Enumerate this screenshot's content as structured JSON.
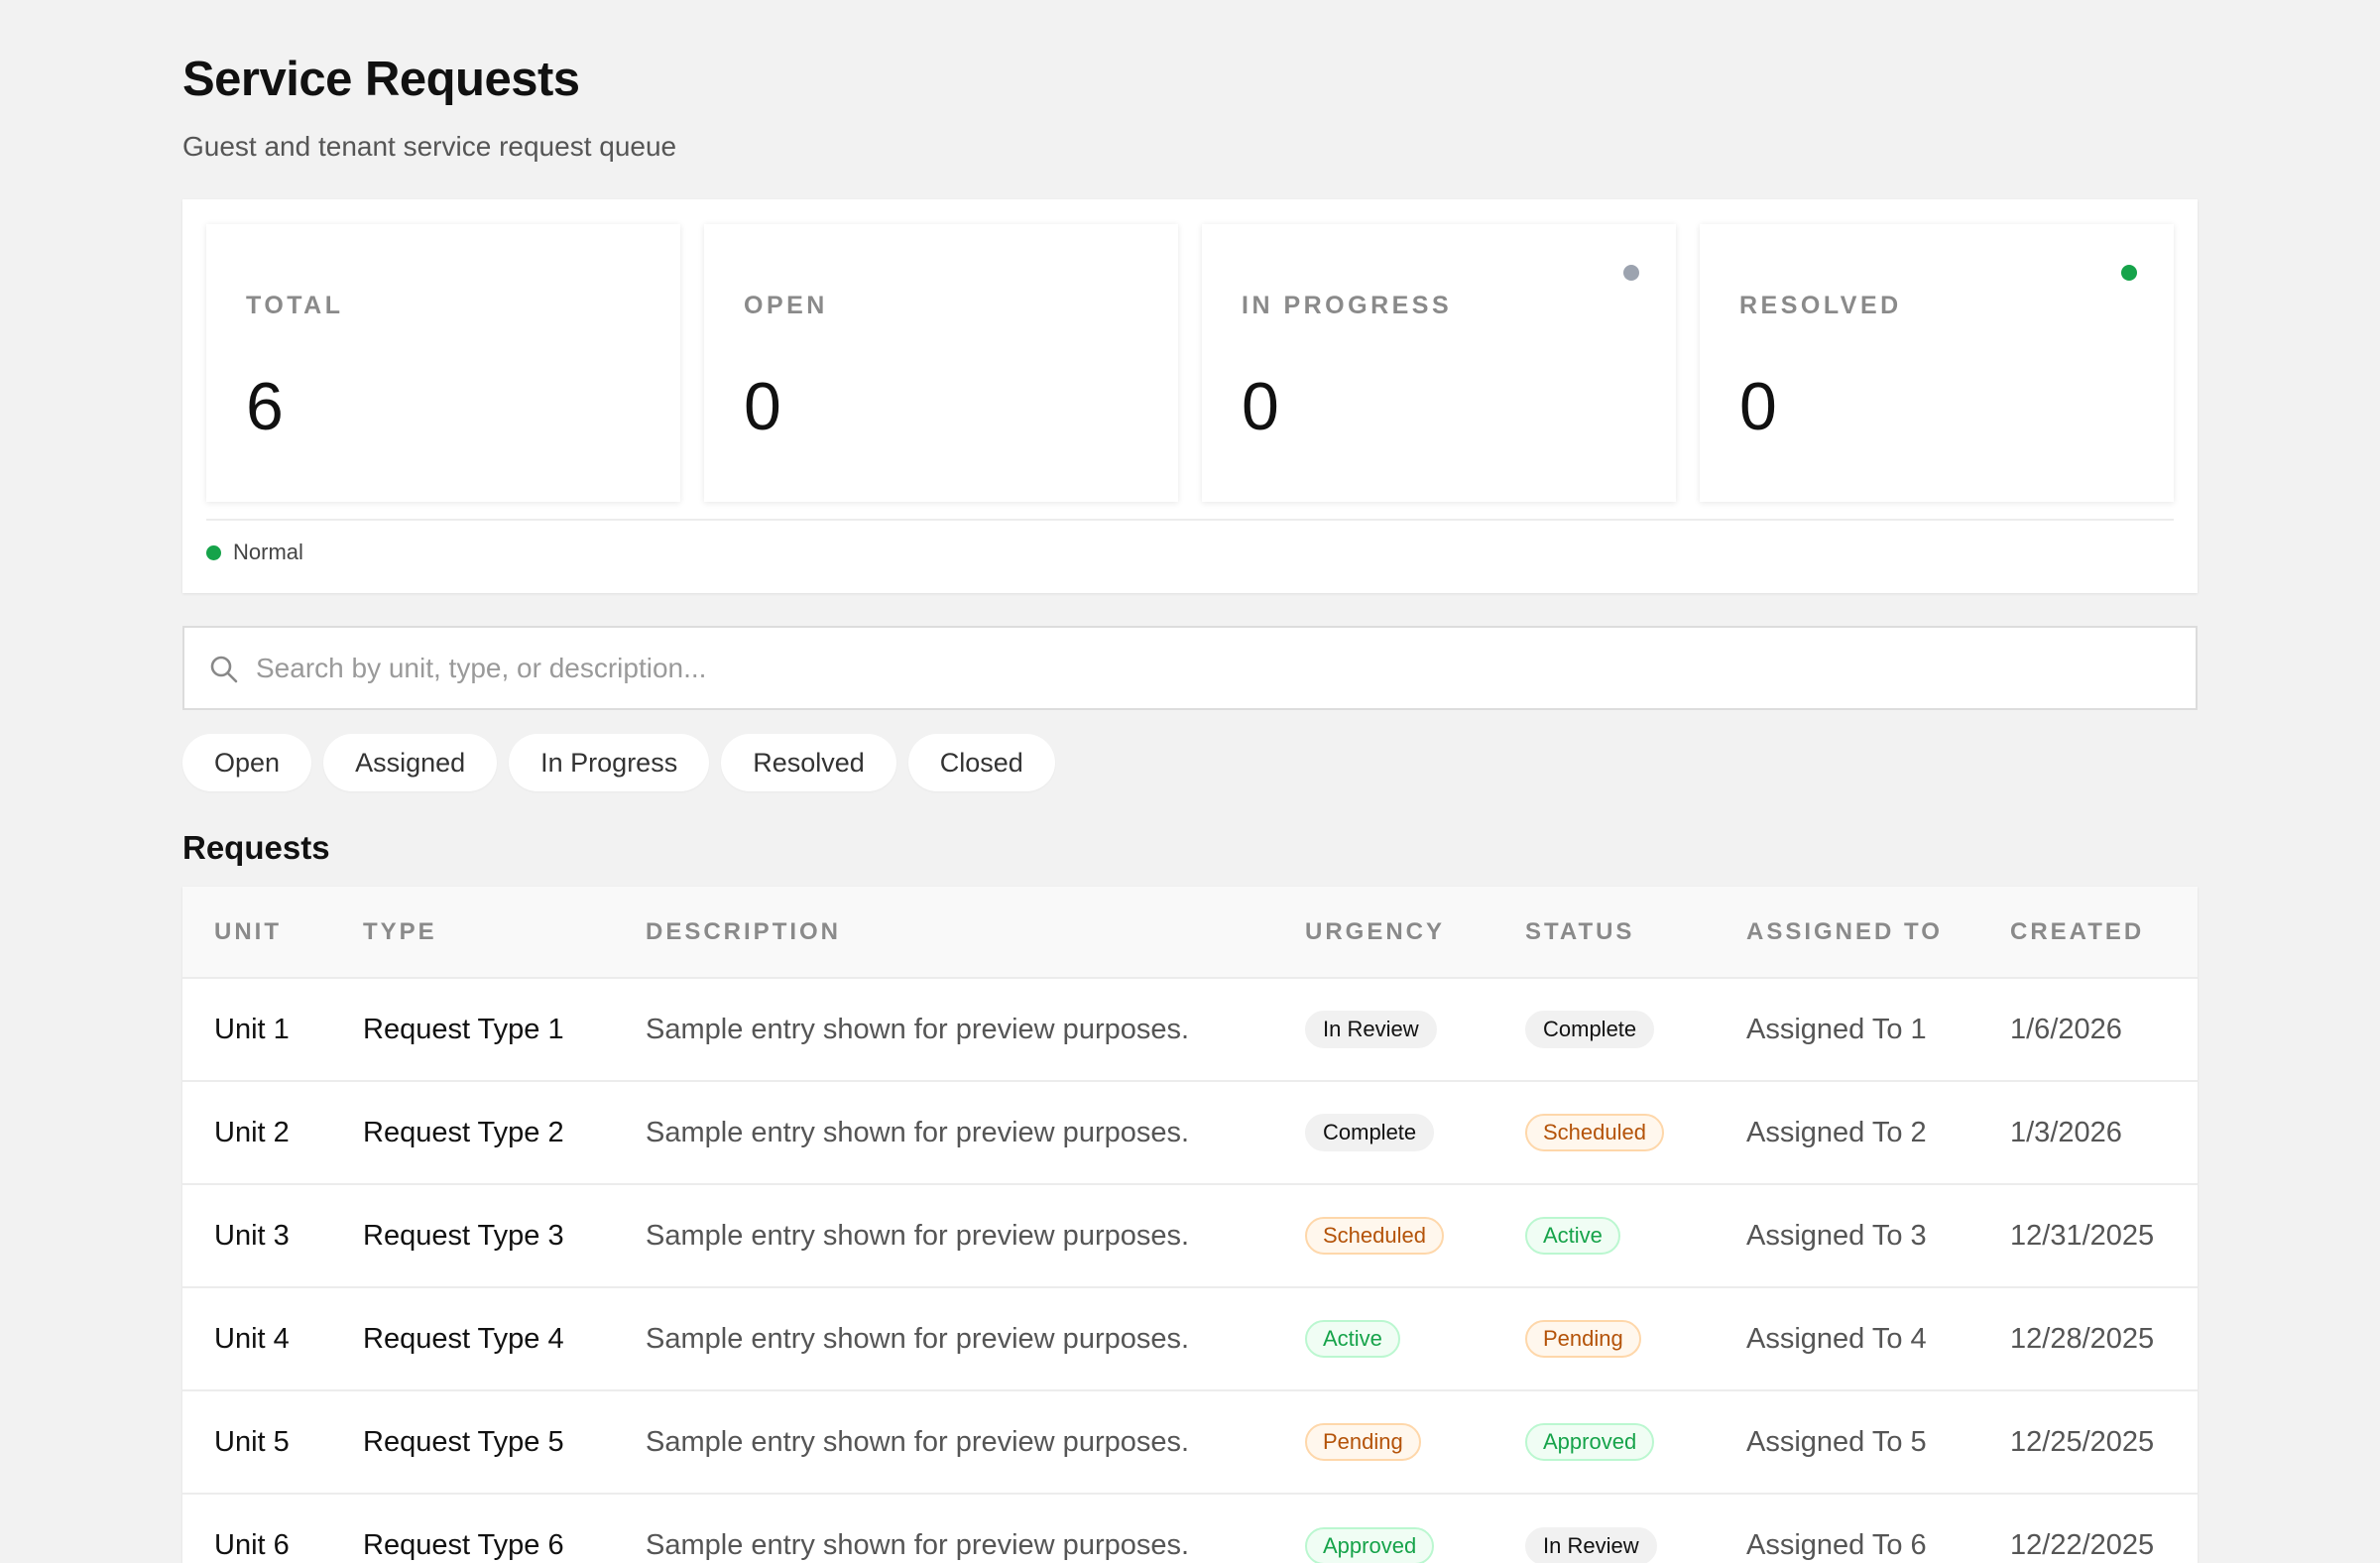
{
  "header": {
    "title": "Service Requests",
    "subtitle": "Guest and tenant service request queue"
  },
  "stats": [
    {
      "label": "TOTAL",
      "value": "6"
    },
    {
      "label": "OPEN",
      "value": "0"
    },
    {
      "label": "IN PROGRESS",
      "value": "0",
      "dot_color": "#9ca3af"
    },
    {
      "label": "RESOLVED",
      "value": "0",
      "dot_color": "#16a34a"
    }
  ],
  "legend": {
    "label": "Normal",
    "color": "#16a34a"
  },
  "search": {
    "placeholder": "Search by unit, type, or description..."
  },
  "filters": [
    "Open",
    "Assigned",
    "In Progress",
    "Resolved",
    "Closed"
  ],
  "section_title": "Requests",
  "table": {
    "columns": [
      "UNIT",
      "TYPE",
      "DESCRIPTION",
      "URGENCY",
      "STATUS",
      "ASSIGNED TO",
      "CREATED"
    ],
    "rows": [
      {
        "unit": "Unit 1",
        "type": "Request Type 1",
        "description": "Sample entry shown for preview purposes.",
        "urgency": "In Review",
        "status": "Complete",
        "assigned_to": "Assigned To 1",
        "created": "1/6/2026"
      },
      {
        "unit": "Unit 2",
        "type": "Request Type 2",
        "description": "Sample entry shown for preview purposes.",
        "urgency": "Complete",
        "status": "Scheduled",
        "assigned_to": "Assigned To 2",
        "created": "1/3/2026"
      },
      {
        "unit": "Unit 3",
        "type": "Request Type 3",
        "description": "Sample entry shown for preview purposes.",
        "urgency": "Scheduled",
        "status": "Active",
        "assigned_to": "Assigned To 3",
        "created": "12/31/2025"
      },
      {
        "unit": "Unit 4",
        "type": "Request Type 4",
        "description": "Sample entry shown for preview purposes.",
        "urgency": "Active",
        "status": "Pending",
        "assigned_to": "Assigned To 4",
        "created": "12/28/2025"
      },
      {
        "unit": "Unit 5",
        "type": "Request Type 5",
        "description": "Sample entry shown for preview purposes.",
        "urgency": "Pending",
        "status": "Approved",
        "assigned_to": "Assigned To 5",
        "created": "12/25/2025"
      },
      {
        "unit": "Unit 6",
        "type": "Request Type 6",
        "description": "Sample entry shown for preview purposes.",
        "urgency": "Approved",
        "status": "In Review",
        "assigned_to": "Assigned To 6",
        "created": "12/22/2025"
      }
    ]
  },
  "badge_styles": {
    "In Review": {
      "bg": "#f1f1f1",
      "fg": "#111111",
      "border": "#f1f1f1"
    },
    "Complete": {
      "bg": "#f1f1f1",
      "fg": "#111111",
      "border": "#f1f1f1"
    },
    "Scheduled": {
      "bg": "#fff7ed",
      "fg": "#b45309",
      "border": "#fed7aa"
    },
    "Pending": {
      "bg": "#fff7ed",
      "fg": "#b45309",
      "border": "#fed7aa"
    },
    "Active": {
      "bg": "#f0fdf4",
      "fg": "#16a34a",
      "border": "#bbf7d0"
    },
    "Approved": {
      "bg": "#f0fdf4",
      "fg": "#16a34a",
      "border": "#bbf7d0"
    }
  }
}
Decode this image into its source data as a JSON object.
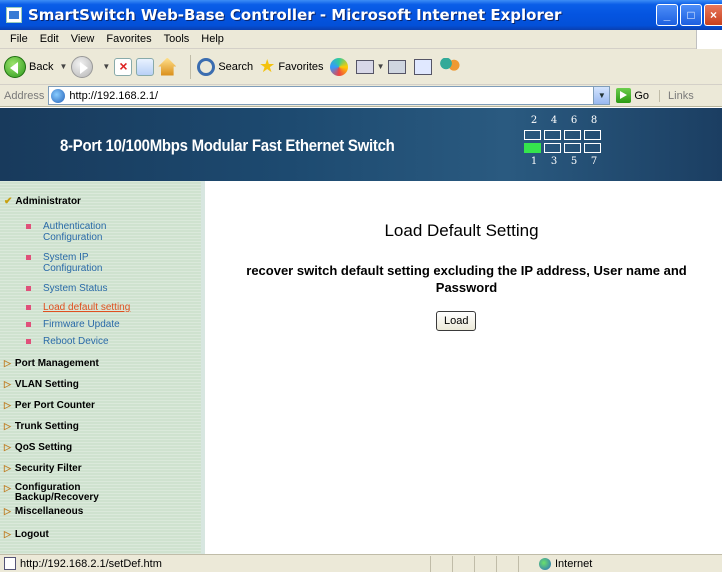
{
  "window": {
    "title": "SmartSwitch Web-Base Controller - Microsoft Internet Explorer"
  },
  "menu": {
    "items": [
      "File",
      "Edit",
      "View",
      "Favorites",
      "Tools",
      "Help"
    ]
  },
  "toolbar": {
    "back": "Back",
    "search": "Search",
    "favorites": "Favorites"
  },
  "address": {
    "label": "Address",
    "url": "http://192.168.2.1/",
    "go": "Go",
    "links": "Links"
  },
  "banner": {
    "title": "8-Port 10/100Mbps Modular Fast Ethernet Switch",
    "port_top_numbers": [
      "2",
      "4",
      "6",
      "8"
    ],
    "port_bottom_numbers": [
      "1",
      "3",
      "5",
      "7"
    ]
  },
  "nav": {
    "admin": "Administrator",
    "sub": {
      "auth": [
        "Authentication",
        "Configuration"
      ],
      "ip": [
        "System IP",
        "Configuration"
      ],
      "status": "System Status",
      "load": "Load default setting",
      "firmware": "Firmware Update",
      "reboot": "Reboot Device"
    },
    "port_mgmt": "Port Management",
    "vlan": "VLAN Setting",
    "counter": "Per Port Counter",
    "trunk": "Trunk Setting",
    "qos": "QoS Setting",
    "security": "Security Filter",
    "config": [
      "Configuration",
      "Backup/Recovery"
    ],
    "misc": "Miscellaneous",
    "logout": "Logout"
  },
  "main": {
    "title": "Load Default Setting",
    "desc": [
      "recover switch default setting excluding the IP address, User name and",
      "Password"
    ],
    "button": "Load"
  },
  "status": {
    "url": "http://192.168.2.1/setDef.htm",
    "zone": "Internet"
  }
}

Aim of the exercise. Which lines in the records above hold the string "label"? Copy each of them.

Final answer.
      "label": "TOTAL",
      "label": "OPEN",
      "label": "IN PROGRESS",
      "label": "RESOLVED",
    "label": "Normal",
    "label": "Address",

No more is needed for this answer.